GOAL OF THE EXERCISE
For each line of the data that includes the word "JSON", copy the line.

Dataset rows for apps and sites
=== Begin Enclosure ===

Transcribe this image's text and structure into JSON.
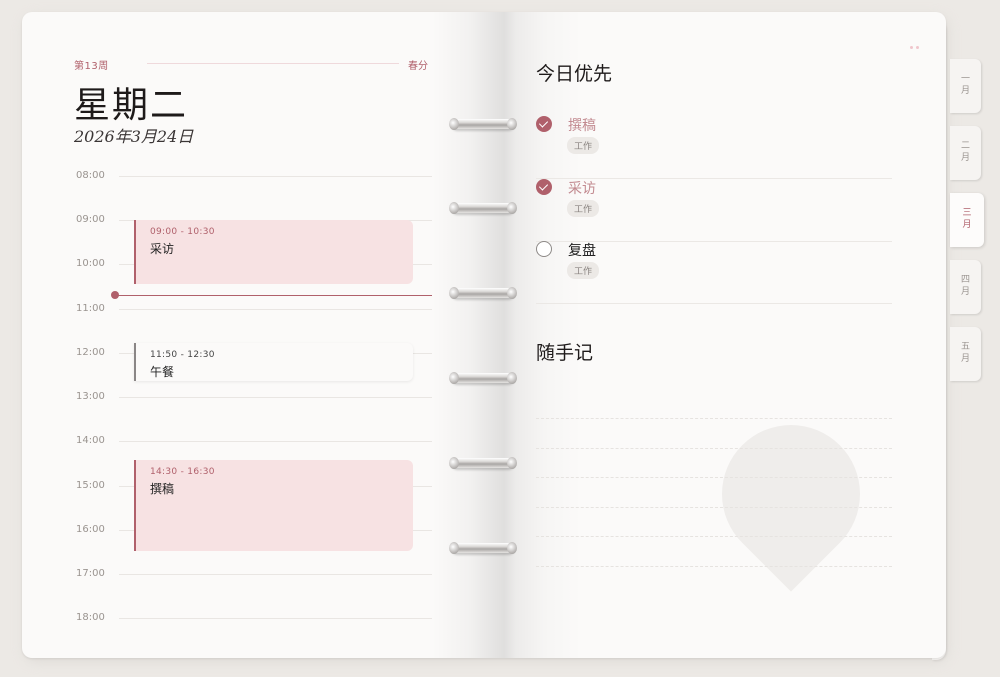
{
  "left_page": {
    "week": "第13周",
    "season": "春分",
    "day_title": "星期二",
    "date": "2026年3月24日",
    "hours": [
      "08:00",
      "09:00",
      "10:00",
      "11:00",
      "12:00",
      "13:00",
      "14:00",
      "15:00",
      "16:00",
      "17:00",
      "18:00"
    ],
    "events": [
      {
        "time": "09:00 - 10:30",
        "title": "采访"
      },
      {
        "time": "11:50 - 12:30",
        "title": "午餐"
      },
      {
        "time": "14:30 - 16:30",
        "title": "撰稿"
      }
    ]
  },
  "right_page": {
    "priorities_title": "今日优先",
    "priorities": [
      {
        "label": "撰稿",
        "tag": "工作",
        "done": true
      },
      {
        "label": "采访",
        "tag": "工作",
        "done": true
      },
      {
        "label": "复盘",
        "tag": "工作",
        "done": false
      }
    ],
    "notes_title": "随手记"
  },
  "month_tabs": [
    {
      "top": "一",
      "bottom": "月"
    },
    {
      "top": "二",
      "bottom": "月"
    },
    {
      "top": "三",
      "bottom": "月",
      "active": true
    },
    {
      "top": "四",
      "bottom": "月"
    },
    {
      "top": "五",
      "bottom": "月"
    }
  ],
  "colors": {
    "accent": "#b0606b",
    "event_fill": "#f7e2e3",
    "paper": "#fbfaf9"
  }
}
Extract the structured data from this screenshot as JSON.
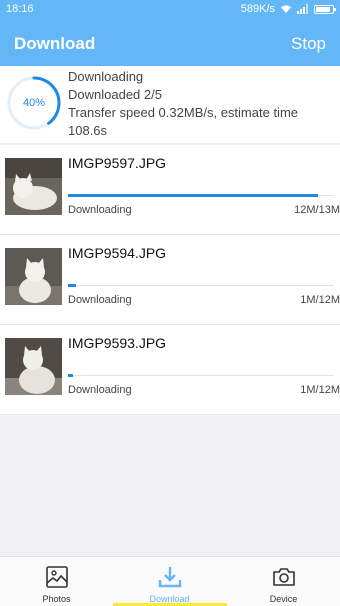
{
  "status": {
    "time": "18:16",
    "net_speed": "589K/s"
  },
  "header": {
    "title": "Download",
    "stop_label": "Stop"
  },
  "summary": {
    "percent_label": "40%",
    "progress": 0.4,
    "state": "Downloading",
    "count_text": "Downloaded 2/5",
    "speed_text": "Transfer speed 0.32MB/s, estimate time",
    "time_text": "108.6s"
  },
  "items": [
    {
      "name": "IMGP9597.JPG",
      "status": "Downloading",
      "size": "12M/13M",
      "progress": 0.94
    },
    {
      "name": "IMGP9594.JPG",
      "status": "Downloading",
      "size": "1M/12M",
      "progress": 0.03
    },
    {
      "name": "IMGP9593.JPG",
      "status": "Downloading",
      "size": "1M/12M",
      "progress": 0.01
    }
  ],
  "nav": [
    {
      "label": "Photos",
      "icon": "photos-icon"
    },
    {
      "label": "Download",
      "icon": "download-icon",
      "active": true
    },
    {
      "label": "Device",
      "icon": "camera-icon"
    }
  ],
  "colors": {
    "accent": "#64b7f6",
    "progress": "#1e88e5",
    "indicator": "#f8eb3a"
  }
}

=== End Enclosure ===

TASK SOLUTION
Transcribe this image's text and structure into JSON.
Extract the structured data from this screenshot as JSON.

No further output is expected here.